Research interest

  • Pregnancy complications (preterm birth, preeclampsia, growth restriction)
  • Inflammation at the maternal-fetal interface
  • Role of in utero inflammation on fetal development

Pregnancy complications (i.e. preterm birth, intrauterine growth restriction or preeclampsia) are important pathologies of pregnancy associated with abnormal function of the placenta. These have important negative effects on the developing fetus, affecting primarily brain development but also increasing the incidence of cardiovascular diseases in affected newborns. My laboratory is interested in understanding the role of inflammation, occurring during pregnancy, on the maternal-fetal interface, particularly the placenta, leading to these pathological pregnancies and increasing the incidence of neurodevelopmental disorders. Our work focuses on non-pathogenic inflammatory mediators (namely alarmins or damage-associated molecular pattern, DAMPs), such as uric acid and HMGB1), in order to to determine their role at the maternal-fetal interface, effects on the placenta and the long-term impact on child development. Alongside, we also study pregnancy complications in humans in order to understand the changes in the maternal immune system in relation with placental dysfunction leading to the deleterious impact on the fetus. Globally, our objective is to get a better understanding of the mechanisms linking prenatal inflammation, placental dysfunction and pathological pregnancies in order to develop new diagnostic and therapeutic strategies targeting the placenta to protect the newborn.

Members of the laboratory

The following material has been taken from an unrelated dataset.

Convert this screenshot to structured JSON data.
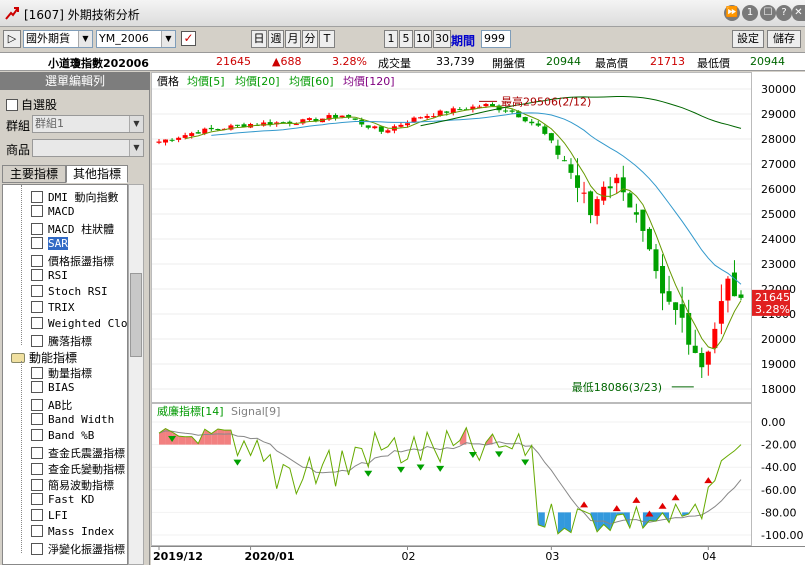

Ines Boufaied, MSc
Research assistant

Cyntia Duval, BSc
MSc student

Virginie Gaudreault, BSc
MSc student

Marie-Ève Brien, BSc
PhD student